<<<<
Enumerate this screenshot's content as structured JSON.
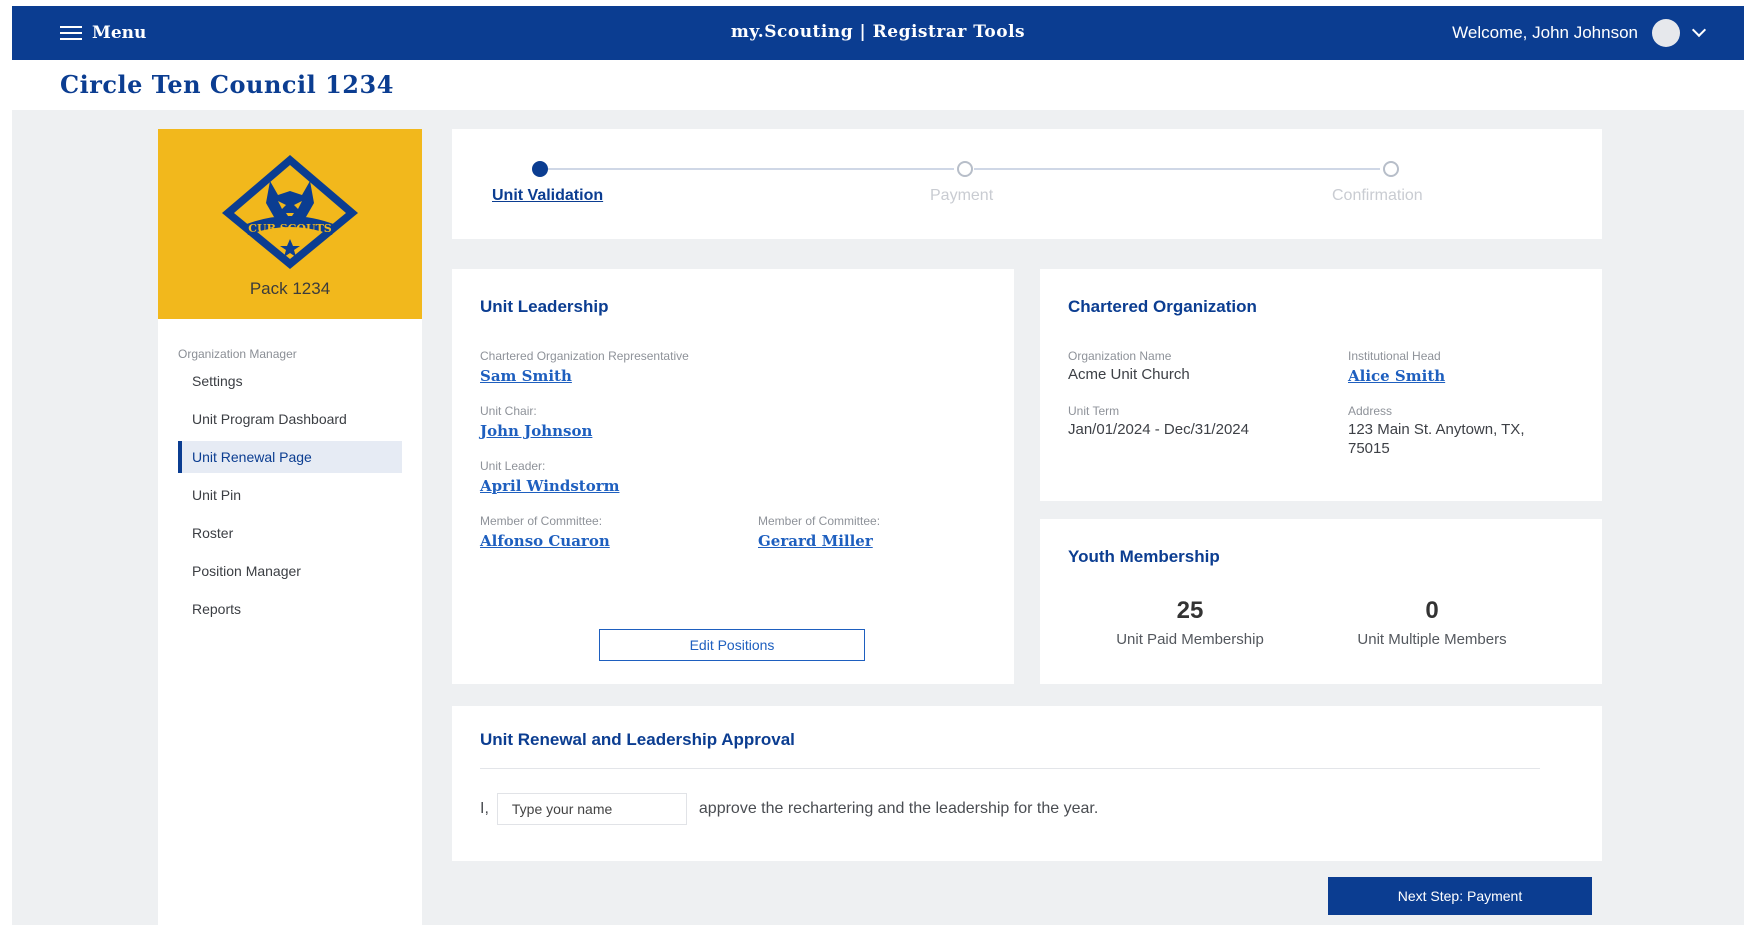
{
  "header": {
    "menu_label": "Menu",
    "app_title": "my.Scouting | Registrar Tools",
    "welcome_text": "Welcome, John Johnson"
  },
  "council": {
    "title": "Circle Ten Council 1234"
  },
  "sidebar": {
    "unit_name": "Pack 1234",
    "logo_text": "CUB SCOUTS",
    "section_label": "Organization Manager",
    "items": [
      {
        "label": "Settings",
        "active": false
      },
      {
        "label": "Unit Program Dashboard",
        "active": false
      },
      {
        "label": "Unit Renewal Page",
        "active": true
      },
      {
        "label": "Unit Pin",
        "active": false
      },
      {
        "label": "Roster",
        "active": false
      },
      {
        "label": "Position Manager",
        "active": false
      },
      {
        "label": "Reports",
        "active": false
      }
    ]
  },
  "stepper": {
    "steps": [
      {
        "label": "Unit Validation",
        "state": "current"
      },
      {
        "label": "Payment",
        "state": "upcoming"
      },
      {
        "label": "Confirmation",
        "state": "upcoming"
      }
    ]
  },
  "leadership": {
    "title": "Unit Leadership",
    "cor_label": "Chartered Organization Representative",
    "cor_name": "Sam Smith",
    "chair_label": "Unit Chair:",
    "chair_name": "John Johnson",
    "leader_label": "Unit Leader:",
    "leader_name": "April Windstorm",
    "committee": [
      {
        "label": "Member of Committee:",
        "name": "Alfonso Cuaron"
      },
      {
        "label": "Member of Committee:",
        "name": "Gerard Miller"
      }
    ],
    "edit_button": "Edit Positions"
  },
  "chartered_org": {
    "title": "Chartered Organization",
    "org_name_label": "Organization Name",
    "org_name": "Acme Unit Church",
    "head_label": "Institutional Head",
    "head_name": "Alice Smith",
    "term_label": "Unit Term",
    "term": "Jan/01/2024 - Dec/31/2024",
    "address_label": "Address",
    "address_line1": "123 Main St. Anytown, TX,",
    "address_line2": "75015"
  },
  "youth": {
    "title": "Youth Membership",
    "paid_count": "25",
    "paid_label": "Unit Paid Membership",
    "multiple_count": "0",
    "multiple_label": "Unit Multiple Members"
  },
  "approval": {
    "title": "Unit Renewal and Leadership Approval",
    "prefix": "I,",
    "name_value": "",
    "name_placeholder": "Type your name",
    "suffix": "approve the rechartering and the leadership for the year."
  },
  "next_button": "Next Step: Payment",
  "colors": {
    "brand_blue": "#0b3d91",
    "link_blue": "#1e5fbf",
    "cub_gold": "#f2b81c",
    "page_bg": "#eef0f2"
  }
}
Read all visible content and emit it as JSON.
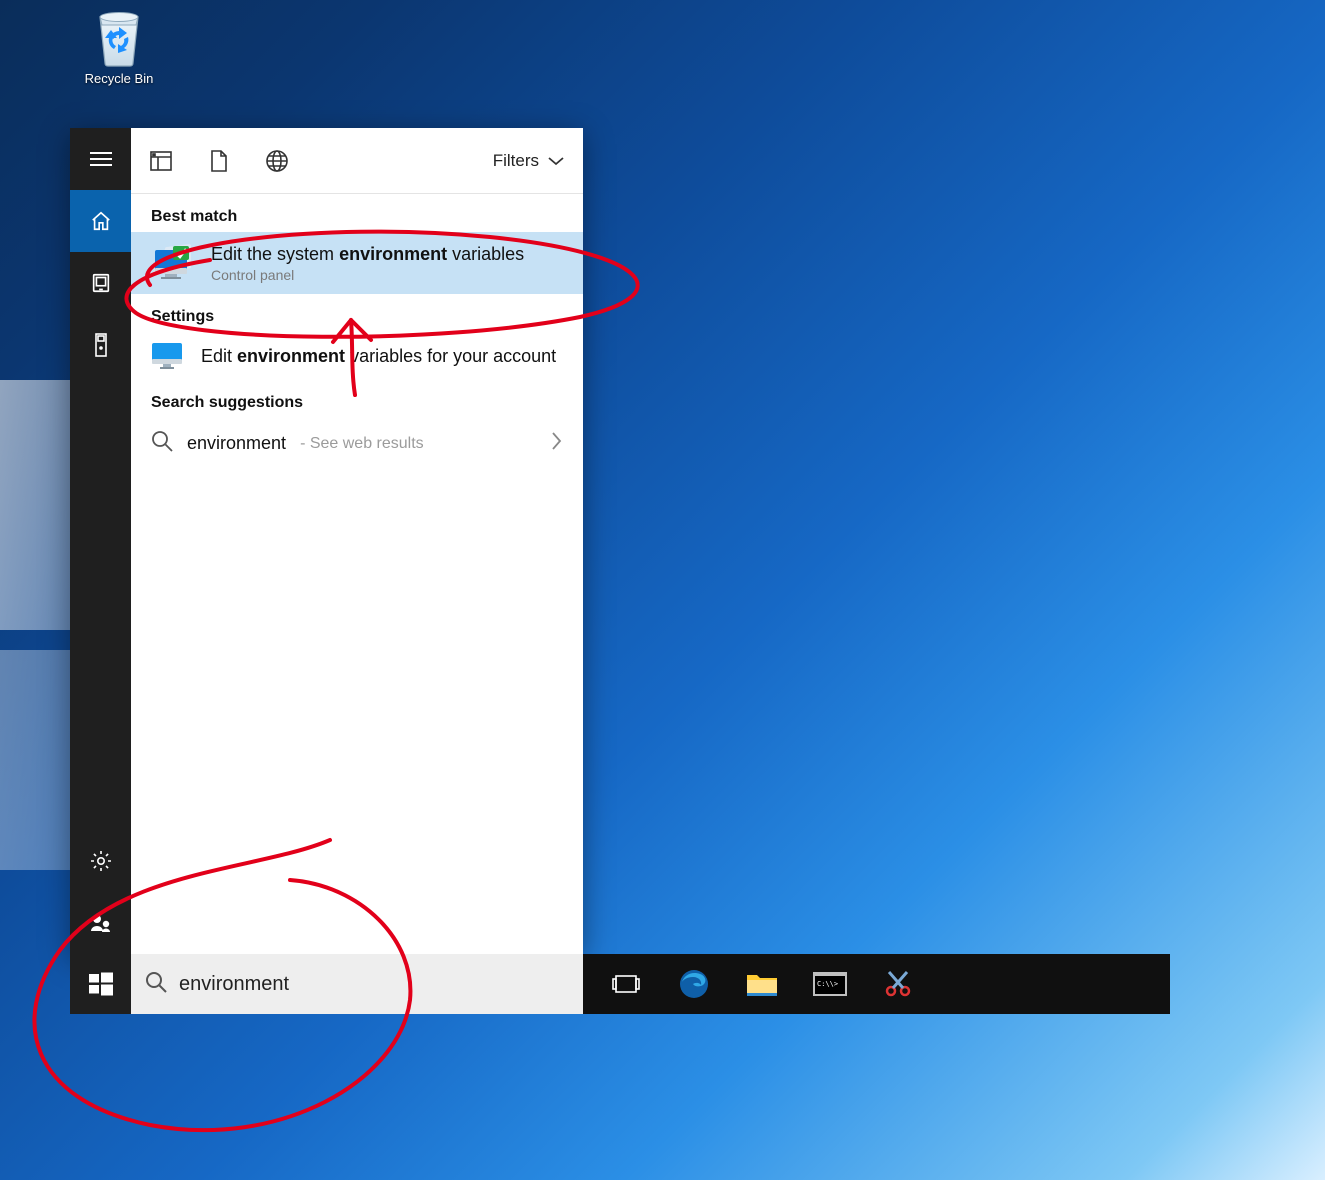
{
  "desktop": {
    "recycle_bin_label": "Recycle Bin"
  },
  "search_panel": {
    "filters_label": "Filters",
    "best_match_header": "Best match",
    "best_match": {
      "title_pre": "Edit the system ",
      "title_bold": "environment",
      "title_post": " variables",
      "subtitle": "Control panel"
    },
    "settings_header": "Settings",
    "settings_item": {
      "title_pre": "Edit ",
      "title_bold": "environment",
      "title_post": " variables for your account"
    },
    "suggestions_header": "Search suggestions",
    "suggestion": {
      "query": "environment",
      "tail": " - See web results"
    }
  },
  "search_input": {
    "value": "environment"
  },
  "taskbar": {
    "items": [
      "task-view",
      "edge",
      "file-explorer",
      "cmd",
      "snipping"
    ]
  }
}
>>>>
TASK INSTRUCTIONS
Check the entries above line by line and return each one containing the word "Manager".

TASK SOLUTION
    "section_label": "Organization Manager",
        "label": "Position Manager",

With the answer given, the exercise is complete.